* **Exercise aim**:
Can the data below be echoed back word for word?

[Interface dataset entries]
----

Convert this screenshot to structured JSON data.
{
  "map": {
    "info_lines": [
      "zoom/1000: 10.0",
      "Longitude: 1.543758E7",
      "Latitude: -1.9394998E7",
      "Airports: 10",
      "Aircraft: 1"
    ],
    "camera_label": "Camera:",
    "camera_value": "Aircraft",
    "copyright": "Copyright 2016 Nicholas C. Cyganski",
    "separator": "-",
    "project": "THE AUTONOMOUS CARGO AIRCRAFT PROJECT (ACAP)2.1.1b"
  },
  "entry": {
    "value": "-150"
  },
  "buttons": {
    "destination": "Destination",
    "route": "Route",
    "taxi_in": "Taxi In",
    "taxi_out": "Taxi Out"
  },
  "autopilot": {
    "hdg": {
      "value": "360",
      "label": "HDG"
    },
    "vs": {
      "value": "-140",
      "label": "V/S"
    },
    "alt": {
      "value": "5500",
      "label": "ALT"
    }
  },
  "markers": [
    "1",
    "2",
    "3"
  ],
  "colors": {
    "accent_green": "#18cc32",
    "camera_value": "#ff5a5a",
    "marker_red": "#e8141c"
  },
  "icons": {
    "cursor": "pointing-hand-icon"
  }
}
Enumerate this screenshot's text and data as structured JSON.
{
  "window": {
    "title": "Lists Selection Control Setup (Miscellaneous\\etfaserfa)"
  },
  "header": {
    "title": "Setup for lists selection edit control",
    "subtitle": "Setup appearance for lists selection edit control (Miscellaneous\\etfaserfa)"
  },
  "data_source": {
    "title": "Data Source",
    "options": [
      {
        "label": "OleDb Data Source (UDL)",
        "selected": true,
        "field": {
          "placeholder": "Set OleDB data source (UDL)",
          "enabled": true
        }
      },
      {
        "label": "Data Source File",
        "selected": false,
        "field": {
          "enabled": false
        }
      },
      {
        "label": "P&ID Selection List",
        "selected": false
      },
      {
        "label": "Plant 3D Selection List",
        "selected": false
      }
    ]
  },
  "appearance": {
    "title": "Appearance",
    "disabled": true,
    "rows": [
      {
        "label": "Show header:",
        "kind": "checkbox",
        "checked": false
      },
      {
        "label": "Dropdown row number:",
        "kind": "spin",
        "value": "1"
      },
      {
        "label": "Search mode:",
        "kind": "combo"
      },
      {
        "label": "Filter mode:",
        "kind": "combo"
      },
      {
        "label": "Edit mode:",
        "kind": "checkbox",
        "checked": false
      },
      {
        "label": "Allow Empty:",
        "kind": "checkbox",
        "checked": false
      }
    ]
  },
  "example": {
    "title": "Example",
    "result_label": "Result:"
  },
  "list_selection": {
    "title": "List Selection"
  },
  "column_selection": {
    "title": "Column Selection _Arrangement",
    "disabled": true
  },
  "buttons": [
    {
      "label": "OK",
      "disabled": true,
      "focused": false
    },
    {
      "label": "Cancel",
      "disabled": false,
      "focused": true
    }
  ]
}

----

* **Exercise solution**:
Convert this screenshot to structured JSON data.
{
  "map": {
    "info_lines": [
      "zoom/1000: 10.0",
      "Longitude: 1.543758E7",
      "Latitude: -1.9394998E7",
      "Airports: 10",
      "Aircraft: 1"
    ],
    "camera_label": "Camera:",
    "camera_value": "Aircraft",
    "copyright": "Copyright 2016 Nicholas C. Cyganski",
    "separator": "-",
    "project": "THE AUTONOMOUS CARGO AIRCRAFT PROJECT (ACAP)2.1.1b"
  },
  "entry": {
    "value": "-150"
  },
  "buttons": {
    "destination": "Destination",
    "route": "Route",
    "taxi_in": "Taxi In",
    "taxi_out": "Taxi Out"
  },
  "autopilot": {
    "hdg": {
      "value": "360",
      "label": "HDG"
    },
    "vs": {
      "value": "-140",
      "label": "V/S"
    },
    "alt": {
      "value": "5500",
      "label": "ALT"
    }
  },
  "markers": [
    "1",
    "2",
    "3"
  ],
  "colors": {
    "accent_green": "#18cc32",
    "camera_value": "#ff5a5a",
    "marker_red": "#e8141c"
  },
  "icons": {
    "cursor": "pointing-hand-icon"
  }
}
Enumerate this screenshot's text and data as structured JSON.
{
  "window": {
    "title": "Lists Selection Control Setup (Miscellaneous\\etfaserfa)"
  },
  "header": {
    "title": "Setup for lists selection edit control",
    "subtitle": "Setup appearance for lists selection edit control (Miscellaneous\\etfaserfa)"
  },
  "data_source": {
    "title": "Data Source",
    "options": [
      {
        "label": "OleDb Data Source (UDL)",
        "selected": true,
        "field": {
          "placeholder": "Set OleDB data source (UDL)",
          "enabled": true
        }
      },
      {
        "label": "Data Source File",
        "selected": false,
        "field": {
          "enabled": false
        }
      },
      {
        "label": "P&ID Selection List",
        "selected": false
      },
      {
        "label": "Plant 3D Selection List",
        "selected": false
      }
    ]
  },
  "appearance": {
    "title": "Appearance",
    "disabled": true,
    "rows": [
      {
        "label": "Show header:",
        "kind": "checkbox",
        "checked": false
      },
      {
        "label": "Dropdown row number:",
        "kind": "spin",
        "value": "1"
      },
      {
        "label": "Search mode:",
        "kind": "combo"
      },
      {
        "label": "Filter mode:",
        "kind": "combo"
      },
      {
        "label": "Edit mode:",
        "kind": "checkbox",
        "checked": false
      },
      {
        "label": "Allow Empty:",
        "kind": "checkbox",
        "checked": false
      }
    ]
  },
  "example": {
    "title": "Example",
    "result_label": "Result:"
  },
  "list_selection": {
    "title": "List Selection"
  },
  "column_selection": {
    "title": "Column Selection _Arrangement",
    "disabled": true
  },
  "buttons": [
    {
      "label": "OK",
      "disabled": true,
      "focused": false
    },
    {
      "label": "Cancel",
      "disabled": false,
      "focused": true
    }
  ]
}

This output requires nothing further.